Butler’s novels have never been adapted for the small or large screen, however a TV adaptation of her novel Dawn is in the works with some impressive talent behind the wheel.
MVCC Library has almost all of her books available digitally. Click the image below to see the collection and Ask a librarian if you need help accessing e-books.
I met a friend for lunch in early January of this year. Conversation turned to an acquaintance of hers that was involved in an animated film. She told me that the writer/director and the rest of their team were hoping for an Oscar nomination for “Hair Love“. “This is a 6 minute animated short film that centers around the relationship between an African-American father, Stephen, his daughter, Zuri and her hair.”
The film not only got the nomination in January but Matthew Cherry and Karen Rupert Toliver received an Oscar for their film. Take 6 minutes out of your day and watch the love between a father and his daughter.
Today is Transgender Day of Remembrance (TDOR), a day to honor those who were lost to anti-transgender violence.
TDOR began in 1999 as a vigil honoring the memory of Rita Hester, a transgender woman that had been killed the previous year. It has since become an annual tradition used to remember other members of the transgender community that have passed.
Learn more about transgender rights with these resources at the library.
In this lecture, Professor of Communications and Literature, Dr. Amani Wazwaz discusses the life and contributions of the physician and scholar Avicenna (Ibn Sina). She explains his contributions to Philosophy and his influences on European Philosophers such as St. Thomas Aquinas. This presentation continues the lecture series begun by MOSAICS Building Bridges Program.
October 20 -26 is Ace Week, originally called Asexuality Awareness Week, which highlights asexual-spectrum identities. Learn more about asexuality and how you can support ace members of your community with these library resources:
The Invisible Orientation (also available as an eBook) is meant for both those who identify on the asexual spectrum, as well as those who want to understand friends and family members that may be asexual.

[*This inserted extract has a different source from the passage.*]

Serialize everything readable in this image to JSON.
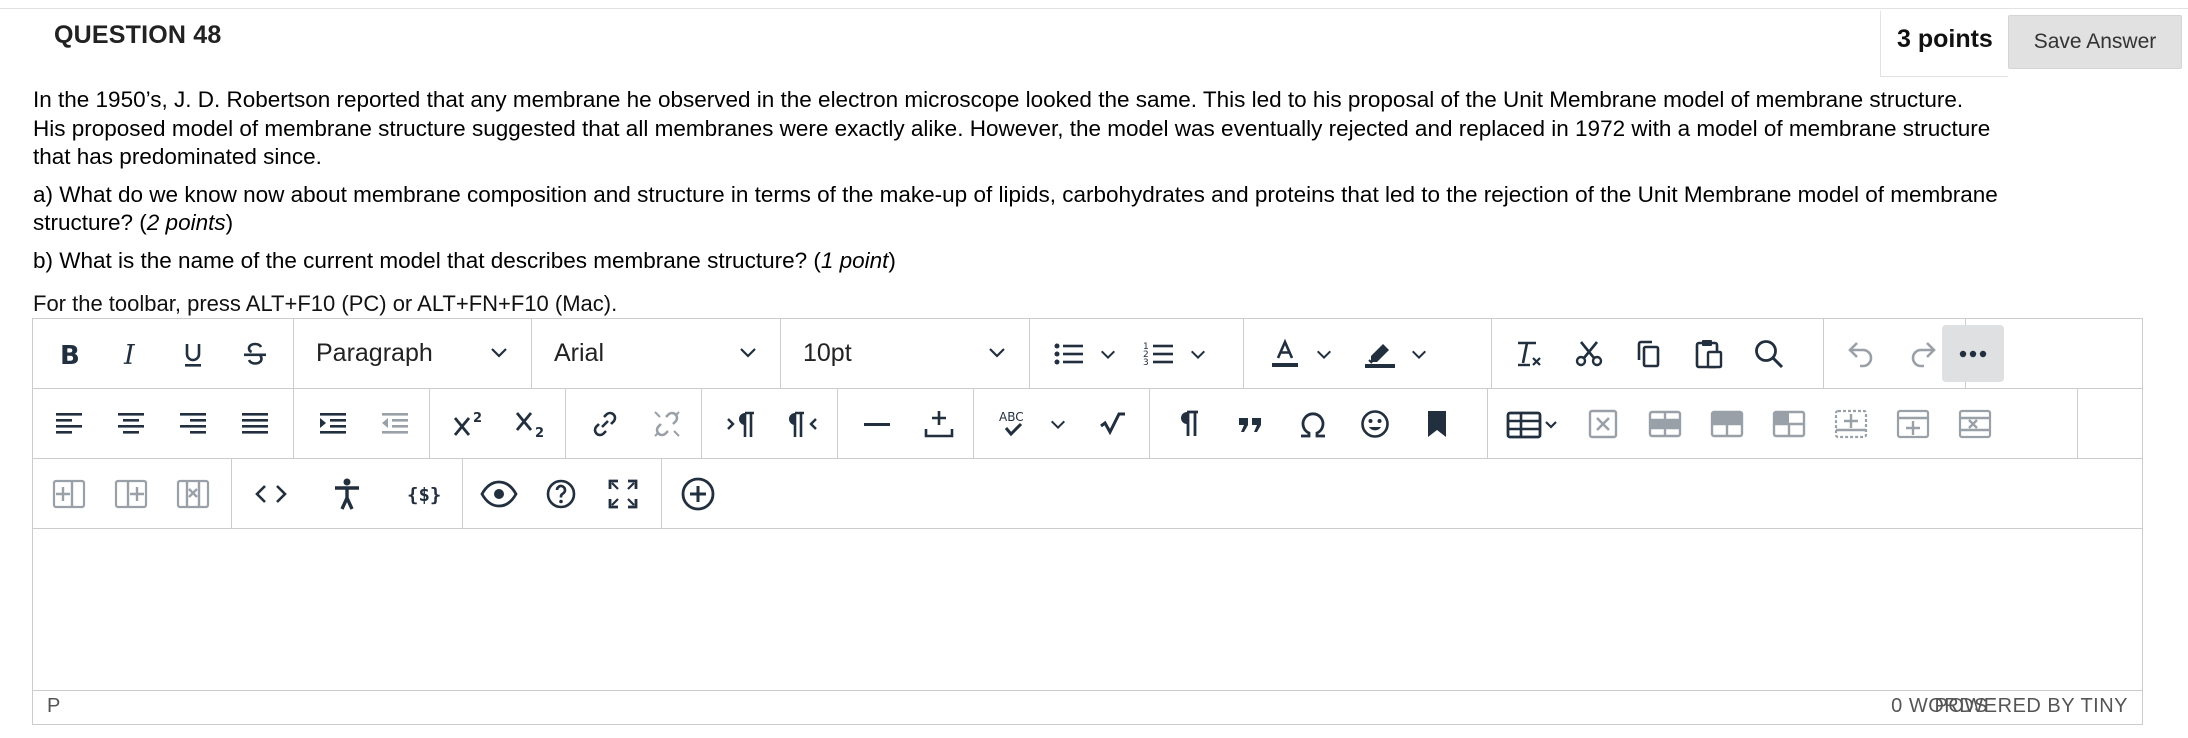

If you are looking for a scientific view of what asexuality is and why it matters, Understanding Asexuality will give you a look at the research behind this sexual minority.